Recent research from the United States and France reported no correlation between sugar-sweetened beverage intake and colorectal cancer. However, this research had a limited number of participants consuming more than a serving a day of sugar-sweetened beverages, and some of these studies only used baseline sugar-sweetened beverage intake.
On the other hand, a recent Australian study with over 100 participants consuming one or more sodas a day showed a 28% higher colorectal cancer risk compared to participants who consumed less than one soda a month.
Between 1950 and 2000, soft drink consumption in the United States increased by around 500%. Furthermore, those born after 1950 started to drink sugar-sweetened beverages earlier in life and had higher intake, compared to those born earlier. This coincides with the rising incidence of early-onset colorectal cancer which supports the correlation between sugar-sweetened beverages and an increased risk of early-onset colorectal cancer.
Although research is limited and further research is still needed, the Nurses’ Health Study II reported a 32% increased risk of early-onset colorectal cancer per daily serving of sugar-sweetened beverages in teenagers. It’s important to remember that 30% of American kids and teens consume more than 1.5 daily servings of sugar-sweetened beverages. This study provides initial research linking prolonged daily sugar-sweetened beverage intake with an increased risk of early-onset colorectal cancer but more research is needed to confirm this correlation.
Fruit juice and artificially sweetened beverages have not been associated with an increased risk of early-onset colorectal cancer. Nonetheless, taking into consideration the surfacing link between these drinks and diabetes/ obesity-related cancers, further research is needed.
Compared to solid foods, beverages that lack proper nutrition can promote excessive caloric intake and therefore, weight gain. Sugar-sweetened beverages are quickly digested and absorbed, which causes a rapid rise in blood sugar. Specifically, a primary sugar-sweetened beverage sweetener, fructose (a major component of sucrose and high fructose corn syrup), long term consumption can cause metabolic conditions linked to an increased risk of colorectal cancer like insulin resistance, inflammation, obesity, and type 2 diabetes.
In conclusion, over time a higher sugar-sweetened beverage intake is associated with a substantially higher risk of early-onset colorectal cancer, as well as other conditions. Considering the health consequences of sugar-sweetened beverages, it’s essential to reinforce the importance of limiting sugar-sweetened beverage intake.

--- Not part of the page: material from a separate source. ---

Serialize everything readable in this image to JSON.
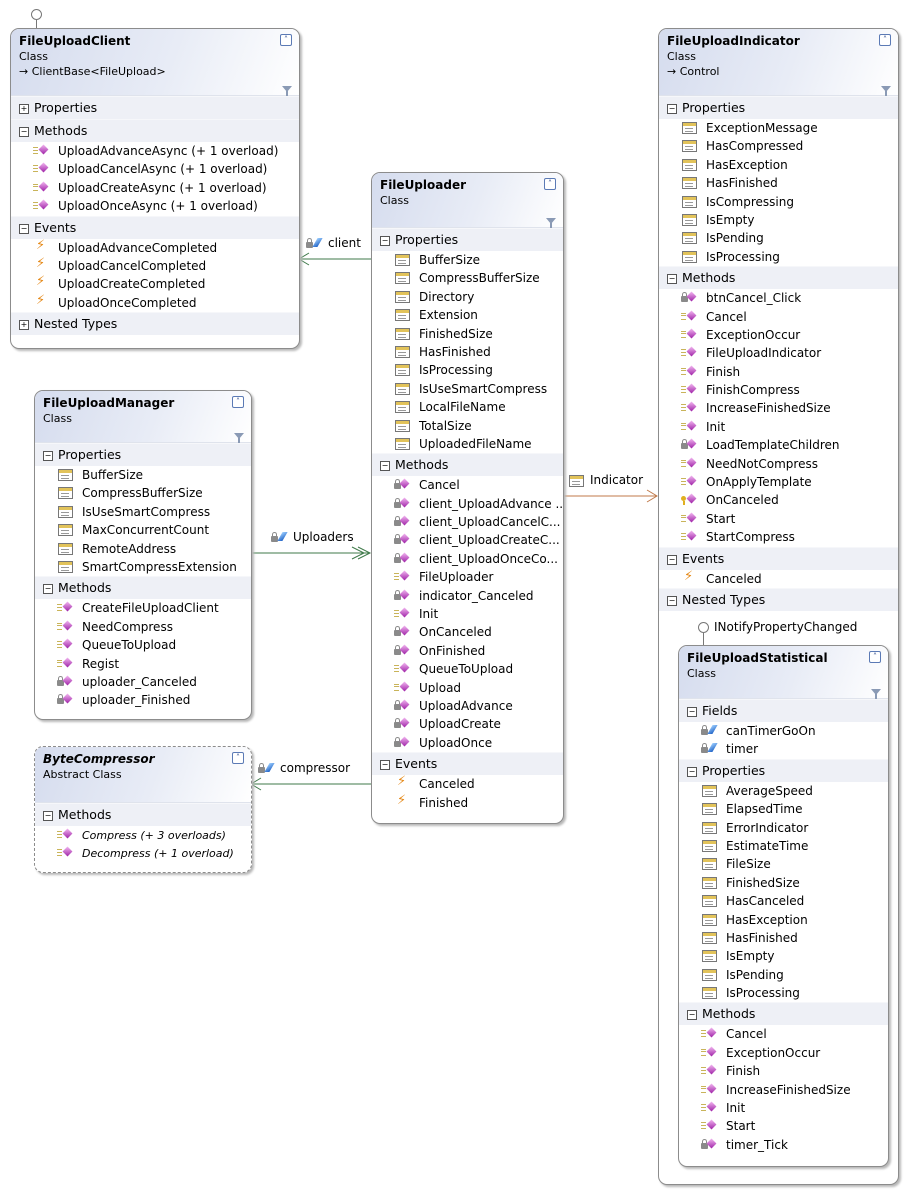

Sugar-sweetened beverage intake in the United States substantially increased from 1950 – 2000, with teenagers and adults under 50 reporting the highest level of consumption. However, the link between early-onset colorectal cancer remains mostly inconclusive due to lack of research.
The Nurses’ Health Study II investigated the correlation between sugar-sweetened beverage intake and early-onset colorectal cancer risk in around 100,000 female nurses. This study documented 109 cases of early-onset colorectal cancer and found that compared to adults who consumed less than a serving a week of sugar-sweetened beverages, adults who consumed two or more daily servings had a doubled risk of early-onset colorectal cancer, with a 16% higher risk per additional daily serving. Furthermore, each daily serving of sugar-sweetened beverages teenagers consumed was associated with a 32% increased risk of early-onset colorectal cancer.

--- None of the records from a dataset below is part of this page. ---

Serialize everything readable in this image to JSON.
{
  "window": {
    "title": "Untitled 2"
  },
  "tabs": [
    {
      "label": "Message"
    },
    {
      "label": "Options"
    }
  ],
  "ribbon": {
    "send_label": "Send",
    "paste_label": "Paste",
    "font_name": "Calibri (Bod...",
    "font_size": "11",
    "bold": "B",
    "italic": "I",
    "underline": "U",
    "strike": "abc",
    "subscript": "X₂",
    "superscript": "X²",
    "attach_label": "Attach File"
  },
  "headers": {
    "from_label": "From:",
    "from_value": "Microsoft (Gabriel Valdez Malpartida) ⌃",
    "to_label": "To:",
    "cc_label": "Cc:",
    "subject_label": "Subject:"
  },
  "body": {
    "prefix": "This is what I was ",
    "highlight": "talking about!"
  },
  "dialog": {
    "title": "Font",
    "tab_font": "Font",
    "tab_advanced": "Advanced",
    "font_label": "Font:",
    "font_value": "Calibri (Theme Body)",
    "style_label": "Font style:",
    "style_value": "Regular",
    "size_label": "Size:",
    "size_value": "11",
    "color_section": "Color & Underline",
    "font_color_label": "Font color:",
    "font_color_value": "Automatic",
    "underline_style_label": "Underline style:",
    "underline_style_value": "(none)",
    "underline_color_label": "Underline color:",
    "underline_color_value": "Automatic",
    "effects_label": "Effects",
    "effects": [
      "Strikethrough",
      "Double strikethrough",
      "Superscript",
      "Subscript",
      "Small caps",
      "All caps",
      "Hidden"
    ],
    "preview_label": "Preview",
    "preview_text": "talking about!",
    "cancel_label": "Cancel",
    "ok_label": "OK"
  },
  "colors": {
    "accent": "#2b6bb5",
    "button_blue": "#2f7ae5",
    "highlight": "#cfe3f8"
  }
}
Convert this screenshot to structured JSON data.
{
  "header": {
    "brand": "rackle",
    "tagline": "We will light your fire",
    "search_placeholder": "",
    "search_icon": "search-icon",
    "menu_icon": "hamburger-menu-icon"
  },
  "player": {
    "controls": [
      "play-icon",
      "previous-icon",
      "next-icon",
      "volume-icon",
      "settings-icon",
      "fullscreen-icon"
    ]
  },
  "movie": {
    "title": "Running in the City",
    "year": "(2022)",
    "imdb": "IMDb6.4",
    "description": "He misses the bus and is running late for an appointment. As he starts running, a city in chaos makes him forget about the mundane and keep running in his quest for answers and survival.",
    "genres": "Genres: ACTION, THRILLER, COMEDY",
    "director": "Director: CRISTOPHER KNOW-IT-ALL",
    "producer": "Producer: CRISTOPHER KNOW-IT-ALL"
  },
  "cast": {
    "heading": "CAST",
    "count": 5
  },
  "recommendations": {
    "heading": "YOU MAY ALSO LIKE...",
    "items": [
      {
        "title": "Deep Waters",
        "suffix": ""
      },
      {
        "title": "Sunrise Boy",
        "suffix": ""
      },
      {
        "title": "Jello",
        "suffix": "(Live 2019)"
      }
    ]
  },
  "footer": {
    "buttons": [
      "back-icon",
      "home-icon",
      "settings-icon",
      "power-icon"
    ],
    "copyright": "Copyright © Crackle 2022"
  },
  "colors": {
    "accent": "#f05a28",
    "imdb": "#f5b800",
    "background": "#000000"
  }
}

When adult participants swapped each daily serving of sugar-sweetened beverages with unsweetened or artificially sweetened beverages, they lowered their risk of early-onset colorectal cancer by 17 – 36%. These statistics are why it’s essential to reinforce the importance of limiting sugar-sweetened beverage intake.
Female cancer survivors needing additional resources can always schedule an appointment with Dr. Davis, leading women’s health specialist, in Chico, CA. Call the Mangrove Women’s Health office at (530) 345-0064, Ext 281.